*** SUPPLIED DATA ***
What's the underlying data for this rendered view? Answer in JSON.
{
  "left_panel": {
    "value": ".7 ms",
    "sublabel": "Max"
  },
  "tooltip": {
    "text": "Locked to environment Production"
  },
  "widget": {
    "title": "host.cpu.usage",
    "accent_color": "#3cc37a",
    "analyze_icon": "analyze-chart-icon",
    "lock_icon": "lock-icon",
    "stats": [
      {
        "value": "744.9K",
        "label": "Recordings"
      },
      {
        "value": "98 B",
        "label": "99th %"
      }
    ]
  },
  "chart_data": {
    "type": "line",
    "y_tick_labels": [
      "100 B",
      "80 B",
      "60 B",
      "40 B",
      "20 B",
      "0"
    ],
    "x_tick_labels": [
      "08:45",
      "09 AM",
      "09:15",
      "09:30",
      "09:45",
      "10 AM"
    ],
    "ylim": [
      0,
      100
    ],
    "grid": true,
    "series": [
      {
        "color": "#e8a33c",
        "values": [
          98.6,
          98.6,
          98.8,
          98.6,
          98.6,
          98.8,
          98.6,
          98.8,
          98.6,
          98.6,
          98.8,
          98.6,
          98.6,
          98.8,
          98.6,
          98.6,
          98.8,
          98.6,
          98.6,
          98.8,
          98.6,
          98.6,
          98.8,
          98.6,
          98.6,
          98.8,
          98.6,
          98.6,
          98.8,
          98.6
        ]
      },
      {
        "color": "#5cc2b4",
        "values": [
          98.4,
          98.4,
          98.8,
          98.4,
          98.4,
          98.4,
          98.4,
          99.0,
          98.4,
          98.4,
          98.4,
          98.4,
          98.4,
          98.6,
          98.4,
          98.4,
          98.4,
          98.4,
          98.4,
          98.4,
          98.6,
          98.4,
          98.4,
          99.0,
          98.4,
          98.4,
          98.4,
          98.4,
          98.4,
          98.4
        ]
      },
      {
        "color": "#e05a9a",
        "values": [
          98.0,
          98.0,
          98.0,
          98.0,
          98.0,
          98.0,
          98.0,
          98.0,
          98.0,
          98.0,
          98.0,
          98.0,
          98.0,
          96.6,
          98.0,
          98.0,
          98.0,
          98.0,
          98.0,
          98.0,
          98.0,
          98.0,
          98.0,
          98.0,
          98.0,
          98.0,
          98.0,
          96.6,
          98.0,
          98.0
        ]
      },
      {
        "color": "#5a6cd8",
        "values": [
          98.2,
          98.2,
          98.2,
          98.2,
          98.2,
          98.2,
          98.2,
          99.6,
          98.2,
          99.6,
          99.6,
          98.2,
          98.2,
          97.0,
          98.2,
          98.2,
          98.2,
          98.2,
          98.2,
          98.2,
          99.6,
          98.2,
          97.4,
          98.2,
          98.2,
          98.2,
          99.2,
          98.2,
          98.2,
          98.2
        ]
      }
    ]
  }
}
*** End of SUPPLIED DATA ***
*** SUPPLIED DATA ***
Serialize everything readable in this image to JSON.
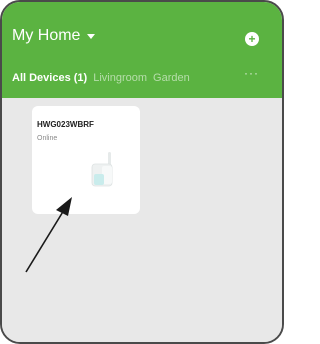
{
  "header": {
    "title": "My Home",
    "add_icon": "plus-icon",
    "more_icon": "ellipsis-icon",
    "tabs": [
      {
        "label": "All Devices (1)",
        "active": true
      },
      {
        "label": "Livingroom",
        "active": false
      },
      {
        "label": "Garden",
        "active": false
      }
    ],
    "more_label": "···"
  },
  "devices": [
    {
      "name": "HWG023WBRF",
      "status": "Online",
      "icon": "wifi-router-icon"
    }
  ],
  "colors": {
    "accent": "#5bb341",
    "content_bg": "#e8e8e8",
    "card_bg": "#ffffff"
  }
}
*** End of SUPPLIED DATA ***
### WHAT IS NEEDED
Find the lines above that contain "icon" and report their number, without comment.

### WRITTEN ANSWER
5